Judge Upholds Kentucky Hospital's Vaccine Mandate, Cites SCOTUS Smallpox Ruling in 1905

A federal judge in Kentucky said Friday that a state health care system can require its employees to be vaccinated against COVID-19, citing a Supreme Court decision that upheld a smallpox vaccine mandate in Massachusetts in 1905.

In a 20-page ruling, U.S. District Judge David Bunning said St. Elizabeth Healthcare can mandate its more than 10,000 employees in Northern Kentucky to be vaccinated in response to the pandemic. The health care system is the largest employer in the region and is requiring all of its employees to have at least one dose of the vaccine by October 1st.

"Actual liberty for all of us cannot exist where individual liberties override potential injury done to others," Bunning said in the ruling, while adding that the vaccine mandate is "substantially less restrictive" than the one in 1905, reported the Cincinnati Enquirer. That Supreme Court case ruled that it was constitutional for the Massachusetts Board of Health to require vaccination against smallpox during an epidemic.

"It is within the police power of a State to enact a compulsory vaccination law, and it is for the legislature, and not for the courts, to determine in the first instance whether vaccination is or is not the best mode for the prevention of smallpox and the protection of the public health," the 1905 case stated, according to Justia.

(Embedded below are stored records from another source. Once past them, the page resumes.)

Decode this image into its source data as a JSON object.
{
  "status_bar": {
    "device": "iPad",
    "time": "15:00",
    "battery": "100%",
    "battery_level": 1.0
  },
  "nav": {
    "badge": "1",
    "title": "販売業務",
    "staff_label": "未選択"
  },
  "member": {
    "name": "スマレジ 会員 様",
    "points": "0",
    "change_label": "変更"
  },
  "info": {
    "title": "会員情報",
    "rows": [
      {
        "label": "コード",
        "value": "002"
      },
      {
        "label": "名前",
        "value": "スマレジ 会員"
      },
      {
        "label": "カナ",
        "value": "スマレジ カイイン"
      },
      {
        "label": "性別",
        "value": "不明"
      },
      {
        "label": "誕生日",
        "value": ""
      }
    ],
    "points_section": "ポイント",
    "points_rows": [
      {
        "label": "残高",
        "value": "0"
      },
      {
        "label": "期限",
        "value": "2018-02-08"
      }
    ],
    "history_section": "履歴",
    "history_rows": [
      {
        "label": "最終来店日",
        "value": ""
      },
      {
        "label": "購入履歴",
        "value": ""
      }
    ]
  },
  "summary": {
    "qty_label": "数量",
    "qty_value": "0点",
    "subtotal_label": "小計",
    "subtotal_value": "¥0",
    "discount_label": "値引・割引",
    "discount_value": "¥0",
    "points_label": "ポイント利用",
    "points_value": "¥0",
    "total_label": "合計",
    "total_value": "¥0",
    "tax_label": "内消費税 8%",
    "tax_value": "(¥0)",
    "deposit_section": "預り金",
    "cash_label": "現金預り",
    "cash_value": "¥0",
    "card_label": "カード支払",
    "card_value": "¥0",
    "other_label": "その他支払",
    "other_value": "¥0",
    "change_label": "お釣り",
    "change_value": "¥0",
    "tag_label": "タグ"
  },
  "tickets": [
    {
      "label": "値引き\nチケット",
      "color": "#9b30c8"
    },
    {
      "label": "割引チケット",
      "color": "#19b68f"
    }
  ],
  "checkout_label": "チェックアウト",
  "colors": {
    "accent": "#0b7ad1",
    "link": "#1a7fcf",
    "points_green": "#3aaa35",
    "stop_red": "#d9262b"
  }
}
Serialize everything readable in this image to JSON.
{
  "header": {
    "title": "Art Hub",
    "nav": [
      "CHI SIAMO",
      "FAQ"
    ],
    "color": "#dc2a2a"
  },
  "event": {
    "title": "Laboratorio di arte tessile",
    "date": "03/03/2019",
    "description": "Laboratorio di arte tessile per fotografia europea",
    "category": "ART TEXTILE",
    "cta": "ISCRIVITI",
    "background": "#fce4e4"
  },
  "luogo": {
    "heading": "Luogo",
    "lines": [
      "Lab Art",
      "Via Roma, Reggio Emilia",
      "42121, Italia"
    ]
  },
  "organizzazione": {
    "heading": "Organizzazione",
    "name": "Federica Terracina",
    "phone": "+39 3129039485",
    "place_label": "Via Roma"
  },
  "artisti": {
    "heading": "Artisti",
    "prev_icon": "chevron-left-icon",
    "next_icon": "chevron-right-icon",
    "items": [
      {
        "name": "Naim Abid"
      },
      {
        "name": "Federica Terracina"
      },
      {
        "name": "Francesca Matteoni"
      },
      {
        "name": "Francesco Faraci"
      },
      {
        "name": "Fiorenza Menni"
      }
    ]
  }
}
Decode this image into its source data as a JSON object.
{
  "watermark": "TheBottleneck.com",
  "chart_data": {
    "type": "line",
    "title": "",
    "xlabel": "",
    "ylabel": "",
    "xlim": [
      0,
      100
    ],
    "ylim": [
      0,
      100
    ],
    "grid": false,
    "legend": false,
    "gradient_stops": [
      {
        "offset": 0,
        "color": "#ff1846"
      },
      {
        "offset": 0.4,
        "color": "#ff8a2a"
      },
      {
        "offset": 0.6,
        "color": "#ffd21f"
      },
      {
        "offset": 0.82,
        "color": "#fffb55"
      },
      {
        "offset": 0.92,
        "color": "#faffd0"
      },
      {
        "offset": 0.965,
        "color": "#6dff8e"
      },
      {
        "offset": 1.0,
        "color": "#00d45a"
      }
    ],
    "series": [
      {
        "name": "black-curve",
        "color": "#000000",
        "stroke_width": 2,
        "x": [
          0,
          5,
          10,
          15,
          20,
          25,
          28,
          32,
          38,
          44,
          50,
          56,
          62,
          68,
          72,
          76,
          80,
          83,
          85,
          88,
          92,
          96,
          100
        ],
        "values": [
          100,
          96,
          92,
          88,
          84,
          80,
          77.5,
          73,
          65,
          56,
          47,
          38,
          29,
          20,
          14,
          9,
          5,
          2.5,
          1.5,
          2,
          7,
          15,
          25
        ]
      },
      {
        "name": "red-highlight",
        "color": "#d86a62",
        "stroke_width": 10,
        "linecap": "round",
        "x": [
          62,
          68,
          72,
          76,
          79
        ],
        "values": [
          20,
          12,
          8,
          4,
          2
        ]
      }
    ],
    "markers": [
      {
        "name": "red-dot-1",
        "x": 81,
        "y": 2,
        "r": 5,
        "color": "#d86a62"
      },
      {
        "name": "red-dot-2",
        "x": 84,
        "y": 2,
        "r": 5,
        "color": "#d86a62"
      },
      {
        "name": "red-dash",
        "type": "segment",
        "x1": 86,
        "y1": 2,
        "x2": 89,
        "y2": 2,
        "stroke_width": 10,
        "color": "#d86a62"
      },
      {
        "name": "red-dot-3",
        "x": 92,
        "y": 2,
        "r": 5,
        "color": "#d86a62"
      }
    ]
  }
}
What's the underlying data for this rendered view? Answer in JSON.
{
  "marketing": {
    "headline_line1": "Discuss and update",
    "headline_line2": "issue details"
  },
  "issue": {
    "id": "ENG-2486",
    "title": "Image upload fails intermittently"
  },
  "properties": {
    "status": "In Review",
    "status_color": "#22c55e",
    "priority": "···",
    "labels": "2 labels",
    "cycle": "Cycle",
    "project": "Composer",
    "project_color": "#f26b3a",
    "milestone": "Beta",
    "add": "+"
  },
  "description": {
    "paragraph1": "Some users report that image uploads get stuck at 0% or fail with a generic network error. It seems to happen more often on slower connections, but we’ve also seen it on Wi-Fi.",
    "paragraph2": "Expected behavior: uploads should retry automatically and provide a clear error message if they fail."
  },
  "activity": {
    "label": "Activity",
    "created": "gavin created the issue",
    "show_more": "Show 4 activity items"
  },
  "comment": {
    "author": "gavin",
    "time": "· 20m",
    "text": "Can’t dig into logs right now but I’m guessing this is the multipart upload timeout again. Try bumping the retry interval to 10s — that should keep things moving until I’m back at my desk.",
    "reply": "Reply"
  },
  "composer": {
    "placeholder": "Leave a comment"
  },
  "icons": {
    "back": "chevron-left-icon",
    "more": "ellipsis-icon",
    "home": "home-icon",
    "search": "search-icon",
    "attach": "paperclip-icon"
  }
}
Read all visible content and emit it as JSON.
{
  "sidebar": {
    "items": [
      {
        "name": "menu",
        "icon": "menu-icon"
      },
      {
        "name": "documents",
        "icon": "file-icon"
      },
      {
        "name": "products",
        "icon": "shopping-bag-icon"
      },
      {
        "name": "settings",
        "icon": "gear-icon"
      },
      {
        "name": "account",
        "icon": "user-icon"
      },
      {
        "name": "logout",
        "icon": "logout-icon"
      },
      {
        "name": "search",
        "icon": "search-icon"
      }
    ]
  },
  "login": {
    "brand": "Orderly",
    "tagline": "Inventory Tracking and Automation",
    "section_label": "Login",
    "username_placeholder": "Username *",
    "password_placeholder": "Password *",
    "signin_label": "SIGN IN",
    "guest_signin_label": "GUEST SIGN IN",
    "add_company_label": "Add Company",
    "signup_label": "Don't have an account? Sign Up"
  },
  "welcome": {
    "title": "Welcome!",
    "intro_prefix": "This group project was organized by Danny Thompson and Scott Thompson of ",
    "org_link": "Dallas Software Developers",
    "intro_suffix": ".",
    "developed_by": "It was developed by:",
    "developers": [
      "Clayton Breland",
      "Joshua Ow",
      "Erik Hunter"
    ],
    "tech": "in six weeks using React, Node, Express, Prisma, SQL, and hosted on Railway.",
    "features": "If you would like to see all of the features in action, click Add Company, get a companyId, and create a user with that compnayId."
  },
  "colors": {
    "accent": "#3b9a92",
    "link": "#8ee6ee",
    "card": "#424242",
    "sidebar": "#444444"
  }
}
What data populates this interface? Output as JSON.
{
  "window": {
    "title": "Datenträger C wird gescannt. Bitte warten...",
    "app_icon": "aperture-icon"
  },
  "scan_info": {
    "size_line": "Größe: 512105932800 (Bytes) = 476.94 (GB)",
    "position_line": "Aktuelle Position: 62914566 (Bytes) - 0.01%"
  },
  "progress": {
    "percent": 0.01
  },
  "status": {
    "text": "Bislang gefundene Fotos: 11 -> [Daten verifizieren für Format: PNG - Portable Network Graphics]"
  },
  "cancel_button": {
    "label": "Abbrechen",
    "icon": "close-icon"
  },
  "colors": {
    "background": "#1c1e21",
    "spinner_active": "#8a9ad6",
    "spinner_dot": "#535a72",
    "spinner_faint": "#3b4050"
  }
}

St. Elizabeth announced its vaccine mandate for workers without religious or medical exemptions in August. Under the new rule, employees will have until November 1 to become fully inoculated against the virus.

In response, dozens of the hospital group's employees filed a lawsuit earlier this month asking Bunning to declare the vaccine mandate illegal and to temporarily block the requirement while the case was reviewed in court, according to the Enquirer.

On Friday, Bunning said that while employees have expressed that they are suspicious about the safety and efficacy of COVID-19 vaccines, the hospital group has the right to create its own terms of employment.

COVID-19 vaccine
A federal judge in Kentucky ruled that a state health care system can require its employees to be vaccinated against COVID-19. Here, vials and syringes of COVID vaccines are displayed for a photograph at a Culver City Fire Department vaccination clinic on August 5, 2021, in California. PATRICK T. FALLON/AFP/Getty Images

The federal judge said the case is about whether a private employer can "modify its employment conditions to require employees to be vaccinated in response to an unprecedented global pandemic," the Enquirer reported.

Bunning added that if an employee believes individual liberties are more important than conditions of employment, that person can alternatively look for another job.

An attorney representing St. Elizabeth said Friday that the ruling "could not be more strongly in our favor."

"This is great news for St. Elizabeth patients, for St. Elizabeth associates and for our whole community," Mark Guilfoyle said. "This mandate is going to help reduce community spread, and it's going to help keep people out of the hospital, which is already stressed."

The hospital group has previously said that its vaccine requirement is "a duty to provide an environment that is as safe as possible for patients" and "to provide a workplace that is free of recognized hazards."